Sadly, this is not always the case. Facebook, for instance – while supporting SSL – does not use it by default, even for user authentication. This has the undesirable effect that any malicious eavesdropper can passively see everything that a facebook user sees or posts. Worse still, since the sign-in page does not use SSL by default, an eavesdropper can see a user’s email address and password whenever they sign in. The attacker can now log into the user’s facebook account, and read all their data, not just that which they looked at this session. The attacker can even impersonate the user.
However, thanks to certain characteristics of web authentication, the problem doesn’t stop there. Most websites use very similar authentication procedures: the ubiquitous email/password prompts. Users, it must be said, do not vary their passwords much from service to service. Some say that this is rational behaviour by users.
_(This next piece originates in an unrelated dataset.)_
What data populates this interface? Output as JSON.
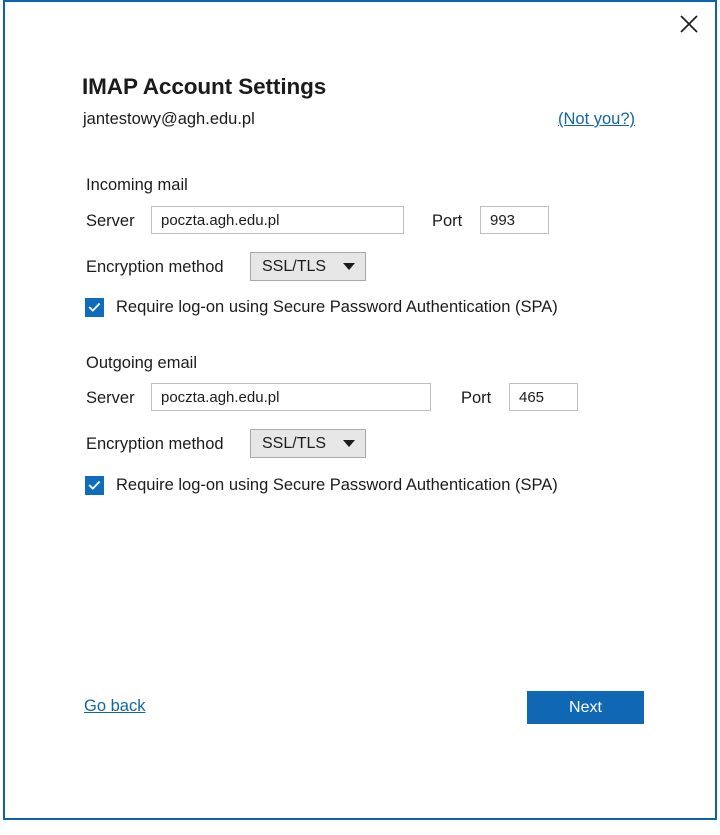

Either way, compromising a user’s credentials for one service makes it eminently likely that you have their credentials for a variety of other services.
More importantly, using an email address as a user’s unique identifier means that an eavesdropping attacker can make a very good guess what their email provider is. If the eavesdropped password is the same as the user’s email password, the attacker has access to the user’s email. The universal practice of email confirmation messages means that the attacker can probably determine all the other services that the user uses. Email password resets give the attacker access to those accounts. Suddenly the user’s entire online life is accessible to the attacker, just though an insecure Facebook login.
Of course Facebook is not the only culprit. Many sites use an insecure (not SSL) login page, and request a typical username/password combination. However, the high ubiquity of Facebook accounts makes it an attractive target.
The problem here is a combination of factors. The de-facto use of email address and a single password as a global identifier means that the weakest authentication system breaks a user’s security for all services. That users and sites are happy to use insecure authentication makes this attack possible for most users. The use of email as a central point of control and management makes it easy to go from one account to many.
Tune in next time when I’ll talk about the poor design assumptions that lead to this house-of-cards security, and what we can do about them